Saimagarden’s preschool in the Akalla district of Stockholm, also run by Framstegsskolan, was to close last August due to SAPO’s claims that children were at risk of radicalization.
The court, however, overturned the move and the preschool remains open until a final verdict is issued.
Kharraki suggested that SAPO had not mentioned any specific accusations about either school in its report and that it instead referred only to “secret” sources.
Underlining the danger posed by the inspectorate’s argument, he said that if a school is accused of putting children at risk of radicalization, with no actual proof or past incident, then it’s “very hard for you, as an accused party, to defend yourself, actually, because it’s nothing that has actually happened. It’s something that may happen.”

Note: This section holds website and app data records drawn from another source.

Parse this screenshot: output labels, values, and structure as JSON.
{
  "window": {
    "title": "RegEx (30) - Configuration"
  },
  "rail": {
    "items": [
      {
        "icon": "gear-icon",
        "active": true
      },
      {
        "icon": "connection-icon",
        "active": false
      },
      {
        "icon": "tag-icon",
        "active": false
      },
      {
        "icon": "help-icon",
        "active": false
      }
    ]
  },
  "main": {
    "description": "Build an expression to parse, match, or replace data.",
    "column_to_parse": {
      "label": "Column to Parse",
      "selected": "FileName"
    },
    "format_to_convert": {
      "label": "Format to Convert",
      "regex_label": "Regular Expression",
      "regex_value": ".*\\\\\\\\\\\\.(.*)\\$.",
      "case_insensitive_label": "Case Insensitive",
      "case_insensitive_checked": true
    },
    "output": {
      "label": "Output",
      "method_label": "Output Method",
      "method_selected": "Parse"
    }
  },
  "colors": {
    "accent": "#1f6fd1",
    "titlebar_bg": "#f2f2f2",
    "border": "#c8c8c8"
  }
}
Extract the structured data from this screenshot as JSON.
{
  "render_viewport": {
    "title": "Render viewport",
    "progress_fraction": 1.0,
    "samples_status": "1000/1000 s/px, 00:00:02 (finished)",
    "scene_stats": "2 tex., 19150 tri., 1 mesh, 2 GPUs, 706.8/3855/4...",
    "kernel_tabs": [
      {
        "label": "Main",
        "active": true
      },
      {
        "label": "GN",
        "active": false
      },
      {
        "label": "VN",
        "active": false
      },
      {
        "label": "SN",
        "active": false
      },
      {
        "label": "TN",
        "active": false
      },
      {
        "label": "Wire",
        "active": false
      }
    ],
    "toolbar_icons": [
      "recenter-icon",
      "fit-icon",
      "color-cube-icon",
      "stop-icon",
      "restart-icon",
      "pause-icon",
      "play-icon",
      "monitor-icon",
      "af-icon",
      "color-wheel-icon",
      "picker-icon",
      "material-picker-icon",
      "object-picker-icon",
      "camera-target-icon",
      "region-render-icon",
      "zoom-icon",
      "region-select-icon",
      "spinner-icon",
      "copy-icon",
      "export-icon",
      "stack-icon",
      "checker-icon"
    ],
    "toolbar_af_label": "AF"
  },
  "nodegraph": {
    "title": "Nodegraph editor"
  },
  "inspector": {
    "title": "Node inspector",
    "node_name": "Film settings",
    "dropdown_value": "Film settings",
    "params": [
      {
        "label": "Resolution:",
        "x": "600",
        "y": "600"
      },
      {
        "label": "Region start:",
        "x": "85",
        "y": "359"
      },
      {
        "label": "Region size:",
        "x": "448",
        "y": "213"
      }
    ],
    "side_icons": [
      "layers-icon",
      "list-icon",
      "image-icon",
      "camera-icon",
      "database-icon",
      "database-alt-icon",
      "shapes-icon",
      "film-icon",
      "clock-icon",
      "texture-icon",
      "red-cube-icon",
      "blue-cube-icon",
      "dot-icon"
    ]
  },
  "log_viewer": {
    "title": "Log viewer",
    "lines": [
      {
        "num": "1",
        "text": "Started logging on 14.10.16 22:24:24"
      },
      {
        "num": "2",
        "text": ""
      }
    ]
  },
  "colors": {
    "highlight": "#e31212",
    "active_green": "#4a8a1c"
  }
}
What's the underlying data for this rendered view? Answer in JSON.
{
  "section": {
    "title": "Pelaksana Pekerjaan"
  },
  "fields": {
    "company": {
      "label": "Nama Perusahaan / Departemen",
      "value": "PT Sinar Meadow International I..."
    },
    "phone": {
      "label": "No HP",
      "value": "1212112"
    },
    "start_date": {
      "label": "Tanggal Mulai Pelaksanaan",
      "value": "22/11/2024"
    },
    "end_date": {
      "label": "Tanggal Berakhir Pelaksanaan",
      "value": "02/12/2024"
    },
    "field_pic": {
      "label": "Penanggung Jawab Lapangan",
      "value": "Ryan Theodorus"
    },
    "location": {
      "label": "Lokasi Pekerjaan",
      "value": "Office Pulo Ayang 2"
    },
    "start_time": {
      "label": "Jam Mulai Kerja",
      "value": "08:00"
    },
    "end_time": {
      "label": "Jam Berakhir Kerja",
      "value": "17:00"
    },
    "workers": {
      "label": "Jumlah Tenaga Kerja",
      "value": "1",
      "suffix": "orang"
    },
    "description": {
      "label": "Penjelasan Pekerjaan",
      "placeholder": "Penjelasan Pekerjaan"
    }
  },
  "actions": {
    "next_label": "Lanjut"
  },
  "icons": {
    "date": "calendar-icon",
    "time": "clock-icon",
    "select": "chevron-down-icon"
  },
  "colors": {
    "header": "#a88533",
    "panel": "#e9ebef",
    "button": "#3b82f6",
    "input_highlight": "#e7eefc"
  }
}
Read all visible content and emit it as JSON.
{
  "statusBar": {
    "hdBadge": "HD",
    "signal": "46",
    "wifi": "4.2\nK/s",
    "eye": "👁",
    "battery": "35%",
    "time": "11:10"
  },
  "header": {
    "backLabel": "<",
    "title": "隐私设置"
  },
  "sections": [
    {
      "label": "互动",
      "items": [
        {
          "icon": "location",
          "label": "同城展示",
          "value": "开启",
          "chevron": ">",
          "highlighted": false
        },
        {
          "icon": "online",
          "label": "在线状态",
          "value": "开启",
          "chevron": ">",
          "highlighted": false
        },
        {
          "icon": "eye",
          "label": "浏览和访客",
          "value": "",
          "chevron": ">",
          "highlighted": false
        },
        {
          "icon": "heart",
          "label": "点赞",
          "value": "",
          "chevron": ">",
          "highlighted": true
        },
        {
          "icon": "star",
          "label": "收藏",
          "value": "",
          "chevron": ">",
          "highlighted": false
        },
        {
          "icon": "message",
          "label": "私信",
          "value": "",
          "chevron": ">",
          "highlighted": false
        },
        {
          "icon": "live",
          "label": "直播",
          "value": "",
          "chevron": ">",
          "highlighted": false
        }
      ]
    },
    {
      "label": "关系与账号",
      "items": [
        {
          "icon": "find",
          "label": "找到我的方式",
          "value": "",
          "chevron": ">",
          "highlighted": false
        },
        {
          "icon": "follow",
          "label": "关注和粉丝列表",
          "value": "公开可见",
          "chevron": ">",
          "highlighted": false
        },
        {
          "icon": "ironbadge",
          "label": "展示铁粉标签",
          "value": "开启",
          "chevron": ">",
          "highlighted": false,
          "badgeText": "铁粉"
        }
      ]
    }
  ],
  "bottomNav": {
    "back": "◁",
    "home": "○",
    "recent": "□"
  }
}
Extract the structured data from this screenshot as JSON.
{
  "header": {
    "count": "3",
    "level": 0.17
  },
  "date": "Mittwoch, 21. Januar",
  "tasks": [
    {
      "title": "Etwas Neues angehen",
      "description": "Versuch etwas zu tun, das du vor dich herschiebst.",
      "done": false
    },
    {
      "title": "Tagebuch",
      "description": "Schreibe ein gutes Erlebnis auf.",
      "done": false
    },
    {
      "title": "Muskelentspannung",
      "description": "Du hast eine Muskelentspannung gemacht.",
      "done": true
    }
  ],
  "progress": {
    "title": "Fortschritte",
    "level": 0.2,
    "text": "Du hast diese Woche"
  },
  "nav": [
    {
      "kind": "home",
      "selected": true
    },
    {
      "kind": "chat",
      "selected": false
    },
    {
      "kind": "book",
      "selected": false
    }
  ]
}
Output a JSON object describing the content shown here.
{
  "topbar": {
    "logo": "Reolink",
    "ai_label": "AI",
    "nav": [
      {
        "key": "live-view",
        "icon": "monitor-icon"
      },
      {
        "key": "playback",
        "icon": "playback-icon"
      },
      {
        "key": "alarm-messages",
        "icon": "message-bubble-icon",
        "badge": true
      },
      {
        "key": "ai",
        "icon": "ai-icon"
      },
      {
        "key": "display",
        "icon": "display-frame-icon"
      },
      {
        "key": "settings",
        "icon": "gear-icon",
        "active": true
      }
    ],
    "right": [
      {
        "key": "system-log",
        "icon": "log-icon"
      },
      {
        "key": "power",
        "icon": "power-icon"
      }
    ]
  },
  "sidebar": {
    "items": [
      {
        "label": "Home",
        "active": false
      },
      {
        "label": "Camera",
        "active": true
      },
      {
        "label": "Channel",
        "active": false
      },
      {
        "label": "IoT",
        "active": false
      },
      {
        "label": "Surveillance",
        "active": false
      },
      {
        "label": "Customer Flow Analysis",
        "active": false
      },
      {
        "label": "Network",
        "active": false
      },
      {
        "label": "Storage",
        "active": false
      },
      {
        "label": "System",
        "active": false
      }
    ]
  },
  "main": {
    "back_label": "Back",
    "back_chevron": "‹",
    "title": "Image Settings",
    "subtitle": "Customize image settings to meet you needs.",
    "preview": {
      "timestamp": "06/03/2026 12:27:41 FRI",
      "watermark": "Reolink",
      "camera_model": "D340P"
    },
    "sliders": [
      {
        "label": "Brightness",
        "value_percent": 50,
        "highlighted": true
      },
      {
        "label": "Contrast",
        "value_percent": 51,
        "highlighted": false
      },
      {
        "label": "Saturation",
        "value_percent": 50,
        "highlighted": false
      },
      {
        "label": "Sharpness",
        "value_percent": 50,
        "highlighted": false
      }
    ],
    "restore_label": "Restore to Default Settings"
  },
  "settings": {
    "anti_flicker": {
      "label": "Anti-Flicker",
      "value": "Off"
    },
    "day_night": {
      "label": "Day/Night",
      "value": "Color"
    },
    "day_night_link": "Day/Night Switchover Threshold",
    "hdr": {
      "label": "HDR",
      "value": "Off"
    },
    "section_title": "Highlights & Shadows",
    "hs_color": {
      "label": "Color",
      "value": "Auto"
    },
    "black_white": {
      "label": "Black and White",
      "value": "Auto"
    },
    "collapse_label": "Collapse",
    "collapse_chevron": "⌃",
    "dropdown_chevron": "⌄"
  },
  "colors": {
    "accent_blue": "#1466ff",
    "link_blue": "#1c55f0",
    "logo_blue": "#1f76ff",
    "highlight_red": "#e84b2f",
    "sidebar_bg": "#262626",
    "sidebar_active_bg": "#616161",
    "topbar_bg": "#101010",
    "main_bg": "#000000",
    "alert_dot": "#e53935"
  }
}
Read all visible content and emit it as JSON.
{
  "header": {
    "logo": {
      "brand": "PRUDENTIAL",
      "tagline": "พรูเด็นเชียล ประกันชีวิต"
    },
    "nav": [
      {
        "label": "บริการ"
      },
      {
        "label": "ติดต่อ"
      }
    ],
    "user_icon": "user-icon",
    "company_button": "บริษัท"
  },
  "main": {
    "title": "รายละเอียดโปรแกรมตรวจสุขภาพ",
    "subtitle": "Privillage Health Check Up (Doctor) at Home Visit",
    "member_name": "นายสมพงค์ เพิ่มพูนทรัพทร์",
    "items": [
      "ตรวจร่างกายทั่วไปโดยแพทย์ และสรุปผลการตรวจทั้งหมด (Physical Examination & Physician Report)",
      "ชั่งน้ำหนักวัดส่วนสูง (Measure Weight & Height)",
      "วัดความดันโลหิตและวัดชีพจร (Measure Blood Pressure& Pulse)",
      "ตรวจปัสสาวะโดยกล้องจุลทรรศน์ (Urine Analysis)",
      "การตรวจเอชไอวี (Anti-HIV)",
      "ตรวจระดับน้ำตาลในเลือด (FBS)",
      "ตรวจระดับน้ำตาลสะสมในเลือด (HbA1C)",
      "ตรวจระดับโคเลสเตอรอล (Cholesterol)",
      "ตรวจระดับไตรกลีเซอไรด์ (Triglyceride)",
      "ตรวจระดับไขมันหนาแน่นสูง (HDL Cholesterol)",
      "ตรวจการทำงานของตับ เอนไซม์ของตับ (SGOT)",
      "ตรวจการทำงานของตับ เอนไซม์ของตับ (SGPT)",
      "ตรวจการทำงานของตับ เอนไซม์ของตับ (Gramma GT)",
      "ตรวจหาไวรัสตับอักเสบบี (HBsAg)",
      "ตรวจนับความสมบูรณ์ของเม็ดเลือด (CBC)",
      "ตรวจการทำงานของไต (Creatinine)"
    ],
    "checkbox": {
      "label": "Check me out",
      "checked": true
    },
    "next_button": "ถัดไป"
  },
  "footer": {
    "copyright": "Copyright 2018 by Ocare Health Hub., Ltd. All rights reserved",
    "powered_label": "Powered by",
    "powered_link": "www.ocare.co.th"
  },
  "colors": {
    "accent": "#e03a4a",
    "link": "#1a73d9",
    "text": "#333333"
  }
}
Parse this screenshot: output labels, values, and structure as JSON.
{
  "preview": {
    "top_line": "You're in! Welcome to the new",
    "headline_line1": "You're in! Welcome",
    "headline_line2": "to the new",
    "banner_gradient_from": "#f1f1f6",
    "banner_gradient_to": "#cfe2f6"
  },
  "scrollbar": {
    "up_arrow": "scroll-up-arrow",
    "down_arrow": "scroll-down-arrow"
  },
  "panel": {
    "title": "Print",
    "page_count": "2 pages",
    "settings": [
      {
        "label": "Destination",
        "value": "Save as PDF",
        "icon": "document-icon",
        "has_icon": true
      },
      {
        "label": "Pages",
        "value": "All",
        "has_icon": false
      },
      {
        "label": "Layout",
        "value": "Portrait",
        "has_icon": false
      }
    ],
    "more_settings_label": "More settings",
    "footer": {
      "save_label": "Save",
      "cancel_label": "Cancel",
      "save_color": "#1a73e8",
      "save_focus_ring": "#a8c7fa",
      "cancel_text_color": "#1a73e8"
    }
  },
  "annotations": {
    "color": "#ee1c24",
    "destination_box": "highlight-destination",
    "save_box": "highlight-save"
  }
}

According to Kharraki, the school inspectorate never visited Framstegsskolan to observe the alleged radicalization and has refused to question SAPO’s report.
Sead Busuladzic, a board member of the Nyans political party and its top official in the southernmost Skane county, told Anadolu Agency that the school closures were not about education, but about the political anti-Muslim climate.
He pointed out how the right-wing parties that are currently in power have explicitly said they have nothing against Christian, Jewish, or other schools.
Politicians who, in his words, are normalizing Islamophobia and making life more difficult for minorities, have only voiced problems with Islamic schools, supposed to “stop radicalization.” In doing so, they are “influencing the general opinion and how the Muslims are viewed.”
Busuladzic explained that initially, Social Democrats had driven this issue, because they are “against all private schools,” and argue that the state should run all educational institutions.
In practice, however, only Islamic schools bore the brunt of even Social Democrat policies, despite their purportedly general opposition to private education.
In past elections, instead of focusing on issues such as the economy and high unemployment, politicians have fed anti-Muslim sentiment, he said, suggesting that the school closures were a reflection of this.
When the bill was first introduced by the government, it claimed that all religious schools would be affected. However, in reality, this has not been the case as no other religious schools have been shut down except Muslim schools.
Source: Anadolu Agency